“Simplicity is the ultimate form of sophistication.” – Leonardo da Vinci
Gili Lankanfushi seems like is as designed by da Vinci. A Maldivian masterpiece with artistic flair and clever creativity, but at its core a pervading since of simplicity. That quality is what draws so many people to the Maldives and back again in the first place. A week or more of the simple island life. A plot of sand and a palm tree. What more do you need?
And it all starts with no shoes. I mean, it literally all starts with no shoes. When the speed boat transfer welcomes you on board with its fresh juice in simple bottle, the very second briefing they do (after safety) is the ‘no shoes’ ritual. One of the great charms of the Maldives is the extent to which you can just go barefoot everywhere. The soft sand is not solely the domain of the turquoise seashore, but invades the reception, dining areas and pretty much every nook and cranny of the best resorts like Gili. On most of my Maldivian holidays, we take our shoes off when we get shown to our villa and we don’t retrieve them until it is time to check out.
Gili delightfully ritualises this ethos by inviting guests to remove their shoes immediately right on the transfer boat. (see above) The boat captain explains the ‘No news, no shoes’ ambience of the resort and hands out special little canvas bags for you to put your shoes in (so the staff can take you shoes to your room with your luggage). It has all warm and inviting grace of an Asian home. I always feel a bit more intimately welcomed in a home where you are encouraged to take your shoes off. I don’t wear shoes around my own house, and when I take them off in someone else’s, it’s like I’m at home myself. It is a smart move by Gili because no matter how obvious it seems to walk around shoeless, the practice so extreme in Maldive resorts and a fair degree uncommon in posh resorts around the world, that we see many people not really getting the hang of it until well into their stay by which time they’ve lost a few days of barefoot bliss.
I was intrigued to compare Gili with Mirihi which is a resort renowned for its simplicity as well and which I coincidentally also visited this tour. They are both stunning resorts made more so by this emphasis on no-nonsense naturalness. Curiously, they go about it from completely different directions.
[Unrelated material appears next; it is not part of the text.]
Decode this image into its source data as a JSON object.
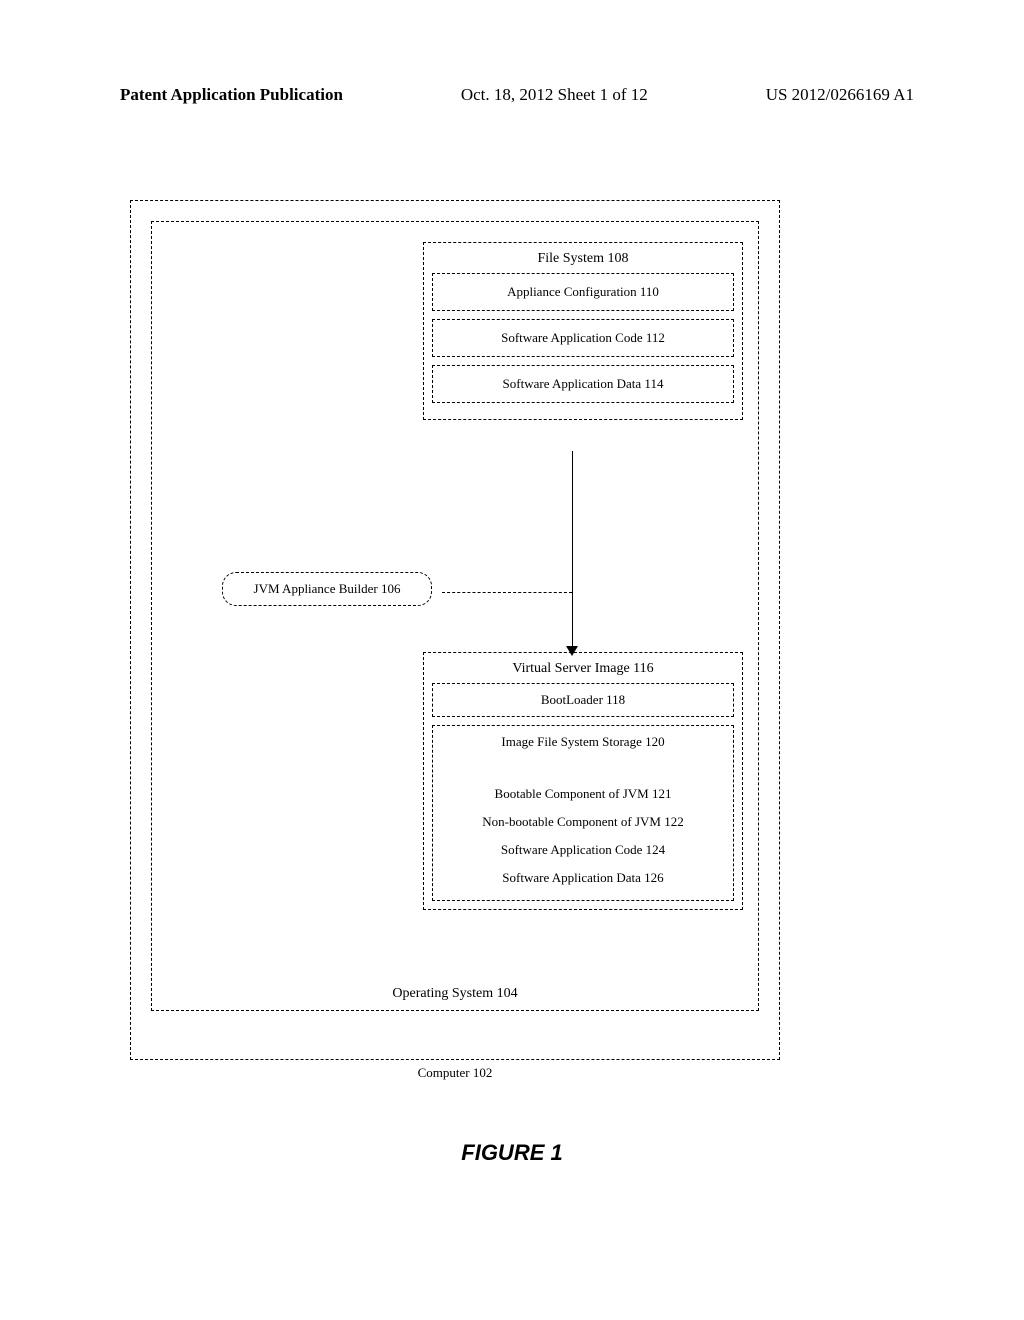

Gili is a big resort that simplifies by eschewing the little things; Mirihi is a little resort that simplifies by eschewing the big things. Mirihi has elected to avoid major items in their resort concept – TVs, pool, tennis courts. Gili simplifies by stripping away the little frills and trimmings. One of their big little touches is that they don’t garnish their drinks. No lemon slices stuck on ther side of the glass, no maraschino cherries with toothpicks in them, no little colourful parasols. All of the resort’s design reflects this approach of clean, straightforward, unadorned simplicity.
The aesthetic cousin to simplicity is nature. And nature is just as fundamental to everything at Gili. The striking seating made of tree root (see below) are found everywhere. I was regularly struck by the innovative ways in which they were able to incorporate a natural approach. They have air conditioning in the bedrooms of their villas, but otherwise all other areas (bathroom, lounge) are all refreshed naturally in the open air (which works well since all of Gili’s villas are over water). Even the coat hangers in the closets are made from sticks and coconut hemp rope.
The ‘No Shoes’ custom is just the tip of the thila to a deep and colourful simplicity that permeates Gili Lankanfushi. This simplicity is the heart of their concept and is reflected in every little detail. I won’t go into to many details here because I want to write about several as their own ‘Best of the Maldives’ features in the future
Gili Lankanfushi exemplifies simple rustic elegance.